EXERCISE: Whenever the string "kind" appears in a line below, please copy the line out.

DATA SHOWN:
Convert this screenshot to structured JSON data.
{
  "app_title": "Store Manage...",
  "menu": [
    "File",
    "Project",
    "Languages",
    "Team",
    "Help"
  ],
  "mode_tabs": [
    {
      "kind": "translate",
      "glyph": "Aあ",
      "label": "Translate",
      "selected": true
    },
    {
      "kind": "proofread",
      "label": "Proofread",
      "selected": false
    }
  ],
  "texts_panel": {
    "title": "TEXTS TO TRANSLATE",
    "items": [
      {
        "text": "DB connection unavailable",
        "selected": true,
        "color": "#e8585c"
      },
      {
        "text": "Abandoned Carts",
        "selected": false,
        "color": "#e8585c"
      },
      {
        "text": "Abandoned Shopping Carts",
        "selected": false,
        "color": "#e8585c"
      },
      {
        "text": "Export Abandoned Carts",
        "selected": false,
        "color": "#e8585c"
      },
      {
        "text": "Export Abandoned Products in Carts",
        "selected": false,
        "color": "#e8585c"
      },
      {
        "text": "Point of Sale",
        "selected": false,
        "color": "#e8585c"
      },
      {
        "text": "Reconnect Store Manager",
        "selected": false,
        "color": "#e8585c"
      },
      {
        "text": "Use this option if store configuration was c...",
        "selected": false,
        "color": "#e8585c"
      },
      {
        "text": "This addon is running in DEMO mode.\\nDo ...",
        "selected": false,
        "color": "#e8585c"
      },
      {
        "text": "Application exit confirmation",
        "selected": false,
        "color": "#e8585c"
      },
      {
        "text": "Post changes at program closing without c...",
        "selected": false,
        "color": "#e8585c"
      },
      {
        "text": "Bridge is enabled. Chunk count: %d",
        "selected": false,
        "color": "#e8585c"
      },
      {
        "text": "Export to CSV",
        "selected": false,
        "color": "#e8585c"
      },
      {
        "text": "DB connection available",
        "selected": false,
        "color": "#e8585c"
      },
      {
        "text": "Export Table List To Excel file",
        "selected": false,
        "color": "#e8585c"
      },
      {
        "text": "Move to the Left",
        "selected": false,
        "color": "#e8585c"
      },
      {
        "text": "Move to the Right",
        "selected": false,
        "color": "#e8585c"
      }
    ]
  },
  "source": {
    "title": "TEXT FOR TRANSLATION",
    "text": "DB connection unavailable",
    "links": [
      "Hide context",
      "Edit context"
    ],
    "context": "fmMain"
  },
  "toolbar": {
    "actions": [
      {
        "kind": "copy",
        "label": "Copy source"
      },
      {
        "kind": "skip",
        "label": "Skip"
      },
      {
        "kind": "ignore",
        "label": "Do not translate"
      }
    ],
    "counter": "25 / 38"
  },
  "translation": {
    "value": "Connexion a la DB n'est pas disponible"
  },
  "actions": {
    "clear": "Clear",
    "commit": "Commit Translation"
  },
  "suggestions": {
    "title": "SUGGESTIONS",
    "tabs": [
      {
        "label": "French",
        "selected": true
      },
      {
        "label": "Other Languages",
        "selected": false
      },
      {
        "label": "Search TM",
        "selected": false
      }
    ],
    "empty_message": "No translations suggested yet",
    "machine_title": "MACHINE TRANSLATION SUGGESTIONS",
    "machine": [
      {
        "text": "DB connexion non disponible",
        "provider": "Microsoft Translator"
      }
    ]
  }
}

WRITTEN RESPONSE:
      "kind": "translate",
      "kind": "proofread",
        "kind": "copy",
        "kind": "skip",
        "kind": "ignore",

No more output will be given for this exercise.